Leeds recommends going room to room and making a list of everything you’re going to get rid of, including furniture, clothing, and canned foods.

“You want to have space in your next home for new mementos,” says Leeds.

Be brutal—you’ll be happy you were. You have three options when paring down your belongings, according to Newquist-Nolan: Give them to family, sell them (either on eBay or in a yard sale), or make a donation and receive a tax write-off. Some organizations (e.g., the Salvation Army) will pick up donations from your house, making it a hassle-free decision. If you’re going to simplify, simplify.

Hidden cost No. 5: Living expenses in your new locale

This one is a big wild card. Some living expenses are fixed, like condo dues or homeowners association fees, and thus easier to budget for; in other cases, your cost of living might go up—sometimes way up—if you’re making a long-distance move.
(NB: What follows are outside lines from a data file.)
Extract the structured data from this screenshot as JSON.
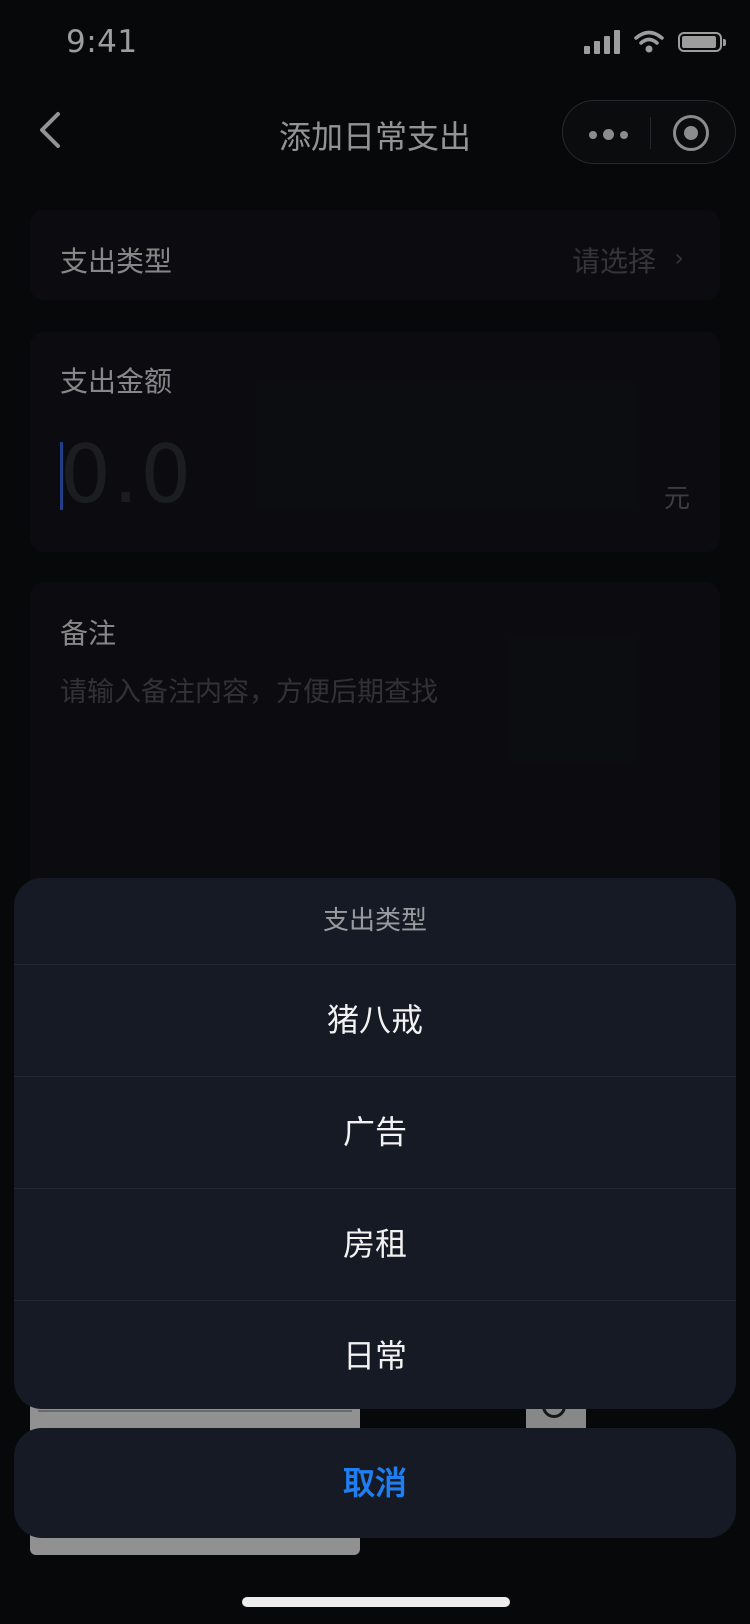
{
  "status_bar": {
    "time": "9:41"
  },
  "nav": {
    "title": "添加日常支出"
  },
  "form": {
    "type_label": "支出类型",
    "type_value_placeholder": "请选择",
    "amount_label": "支出金额",
    "amount_placeholder": "0.0",
    "amount_unit": "元",
    "remark_label": "备注",
    "remark_placeholder": "请输入备注内容，方便后期查找"
  },
  "action_sheet": {
    "title": "支出类型",
    "options": [
      "猪八戒",
      "广告",
      "房租",
      "日常"
    ],
    "cancel_label": "取消"
  },
  "colors": {
    "background": "#0b0c10",
    "sheet": "#161a24",
    "accent": "#1f7ef0"
  },
  "icons": [
    "back-arrow-icon",
    "more-dots-icon",
    "target-close-icon",
    "chevron-right-icon",
    "signal-icon",
    "wifi-icon",
    "battery-icon"
  ]
}
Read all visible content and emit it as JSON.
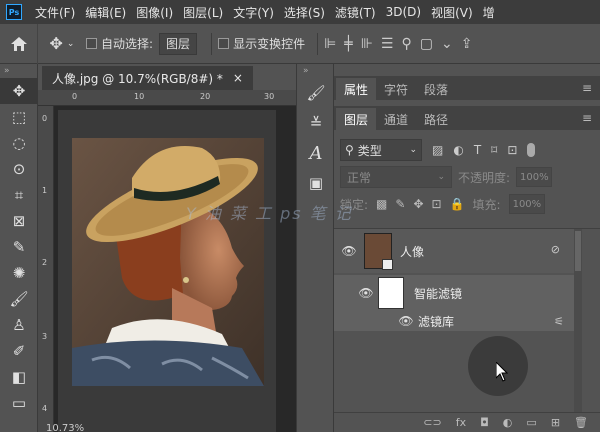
{
  "app": {
    "logo": "Ps"
  },
  "menu": [
    "文件(F)",
    "编辑(E)",
    "图像(I)",
    "图层(L)",
    "文字(Y)",
    "选择(S)",
    "滤镜(T)",
    "3D(D)",
    "视图(V)",
    "增"
  ],
  "options": {
    "auto_select_label": "自动选择:",
    "auto_select_target": "图层",
    "show_transform_label": "显示变换控件"
  },
  "document": {
    "tab_title": "人像.jpg @ 10.7%(RGB/8#) *",
    "tab_close": "×",
    "ruler_top": [
      "0",
      "10",
      "20",
      "30"
    ],
    "ruler_left": [
      "0",
      "1",
      "2",
      "3",
      "4"
    ],
    "zoom_status": "10.73%"
  },
  "panels": {
    "top_tabs": [
      {
        "label": "属性",
        "active": true
      },
      {
        "label": "字符",
        "active": false
      },
      {
        "label": "段落",
        "active": false
      }
    ],
    "layer_tabs": [
      {
        "label": "图层",
        "active": true
      },
      {
        "label": "通道",
        "active": false
      },
      {
        "label": "路径",
        "active": false
      }
    ],
    "menu_icon": "≡",
    "filter_kind": "类型",
    "blend_mode": "正常",
    "opacity_label": "不透明度:",
    "opacity_value": "100%",
    "lock_label": "锁定:",
    "fill_label": "填充:",
    "fill_value": "100%"
  },
  "layers": [
    {
      "name": "人像",
      "type": "smart-object"
    },
    {
      "name": "智能滤镜",
      "type": "smart-filter"
    },
    {
      "name": "滤镜库",
      "type": "filter"
    }
  ],
  "watermark": "Y 油 菜 ⼯ ps 笔 记"
}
Online calculators can give you a rough estimate of what you’ll be paying, but you can get a better sense of how much things cost by visiting your prospective town.

“Check out the supermarkets, restaurants, and shopping centers,” says Wayne, “and talk to as many people as possible to get a feel for what it’s like to live there.” After all, small is the new big. Just make sure it’s the right kind of small.

The features active first time home buyers are looking for!

Mid-Atlantic real estate professionals are bullish on the housing market this spring, particularly due to the growing number of first-time home buyers entering the market.

In its 2016 Mid-Atlantic Housing Market Survey, MRIS – one of the nation’s largest multiple listing services – found that 57 percent of nearly 750 real estate professionals recently surveyed expect this spring to be busier than last year. The majority of the respondents cited low mortgage rates as the main reason they believe buyers will act faster this year than last year.

Eighty-eight percent of respondents predict there will be more first-time buyers this year too. With that growth, how do you appeal to first-time buyers with your listings? Respondents rated the following home features as the most important to first-time home buyers:

  1. Updated kitchen and bath: 81%
  2. An open floor plan: 59%
  3. Low-maintenance features: 43%
  4. Walkable communities: 36%
  5. Energy efficiency: 20%
  6. Strength of cell phone service or WiFi: 19%

Selling or just decluttering this Spring? A storage space may be your answer!

You might think the easiest way to declutter your home is to shove everything into the closets. Bad idea: Anyone who tours your home is going to check out the storage spaces, and disorganized, overstuffed closets only serve as evidence that your home is lacking. Opt instead for a storage unit to house the things you won’t need while your home is on the market. The general rule? Get rid of a third of your stuff. “If you don’t use it every day, store it,” says Justin Seeby, principal at the Graham Seeby Group with Keller Williams Intown Realty in Atlanta, GA. Holiday decorations, baby gear, seasonal clothes, that bread maker you’ve never used — they can all go into storage. Bonus: If you choose a portable unit, it can be transported to your new home, making moving day a cinch.